**ASSIGNED TASK:**
Your answer must be an exact copy of the records, with no pictures included.

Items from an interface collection
____

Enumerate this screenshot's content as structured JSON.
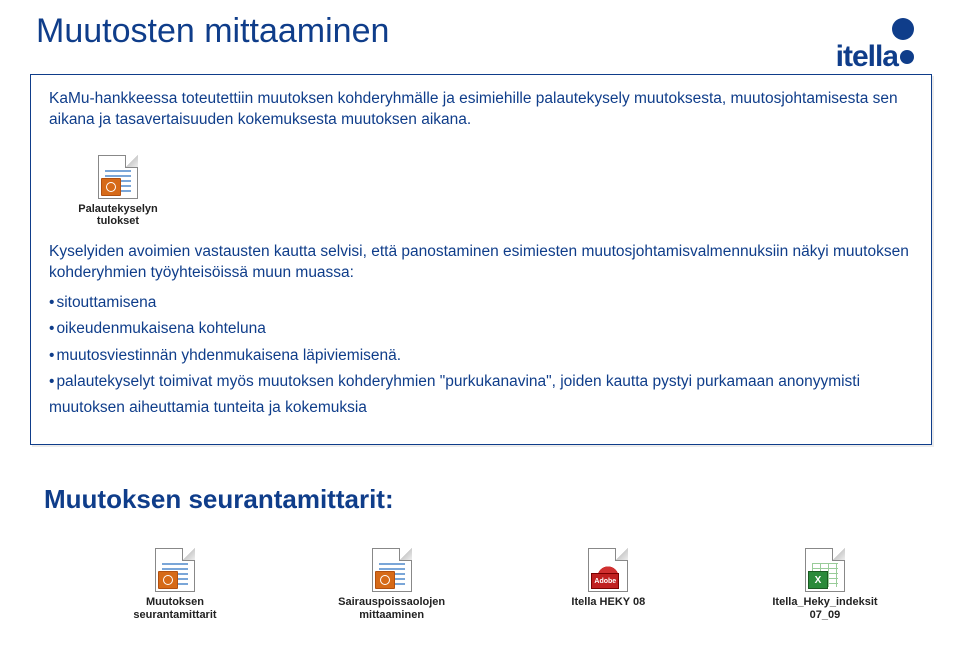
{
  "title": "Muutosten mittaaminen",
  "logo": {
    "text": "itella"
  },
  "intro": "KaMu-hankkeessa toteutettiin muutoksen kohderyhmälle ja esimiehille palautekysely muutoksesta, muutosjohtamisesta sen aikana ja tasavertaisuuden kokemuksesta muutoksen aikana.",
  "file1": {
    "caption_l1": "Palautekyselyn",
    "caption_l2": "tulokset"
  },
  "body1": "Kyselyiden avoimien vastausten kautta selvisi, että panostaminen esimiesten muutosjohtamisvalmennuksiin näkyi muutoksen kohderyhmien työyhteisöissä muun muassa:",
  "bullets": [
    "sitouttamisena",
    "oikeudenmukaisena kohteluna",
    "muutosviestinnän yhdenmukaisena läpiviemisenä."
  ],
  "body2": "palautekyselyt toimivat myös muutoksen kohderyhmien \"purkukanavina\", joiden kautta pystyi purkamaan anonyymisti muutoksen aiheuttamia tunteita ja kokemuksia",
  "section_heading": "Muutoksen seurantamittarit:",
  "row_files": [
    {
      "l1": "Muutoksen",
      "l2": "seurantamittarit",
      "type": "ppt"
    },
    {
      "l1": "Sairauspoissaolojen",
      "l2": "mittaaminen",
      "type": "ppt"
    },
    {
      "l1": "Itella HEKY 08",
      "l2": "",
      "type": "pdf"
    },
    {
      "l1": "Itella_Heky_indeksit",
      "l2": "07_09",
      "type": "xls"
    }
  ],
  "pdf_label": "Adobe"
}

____

**ANSWER TO THIS EXERCISE:**
Enumerate this screenshot's content as structured JSON.
{
  "title": "Muutosten mittaaminen",
  "logo": {
    "text": "itella"
  },
  "intro": "KaMu-hankkeessa toteutettiin muutoksen kohderyhmälle ja esimiehille palautekysely muutoksesta, muutosjohtamisesta sen aikana ja tasavertaisuuden kokemuksesta muutoksen aikana.",
  "file1": {
    "caption_l1": "Palautekyselyn",
    "caption_l2": "tulokset"
  },
  "body1": "Kyselyiden avoimien vastausten kautta selvisi, että panostaminen esimiesten muutosjohtamisvalmennuksiin näkyi muutoksen kohderyhmien työyhteisöissä muun muassa:",
  "bullets": [
    "sitouttamisena",
    "oikeudenmukaisena kohteluna",
    "muutosviestinnän yhdenmukaisena läpiviemisenä."
  ],
  "body2": "palautekyselyt toimivat myös muutoksen kohderyhmien \"purkukanavina\", joiden kautta pystyi purkamaan anonyymisti muutoksen aiheuttamia tunteita ja kokemuksia",
  "section_heading": "Muutoksen seurantamittarit:",
  "row_files": [
    {
      "l1": "Muutoksen",
      "l2": "seurantamittarit",
      "type": "ppt"
    },
    {
      "l1": "Sairauspoissaolojen",
      "l2": "mittaaminen",
      "type": "ppt"
    },
    {
      "l1": "Itella HEKY 08",
      "l2": "",
      "type": "pdf"
    },
    {
      "l1": "Itella_Heky_indeksit",
      "l2": "07_09",
      "type": "xls"
    }
  ],
  "pdf_label": "Adobe"
}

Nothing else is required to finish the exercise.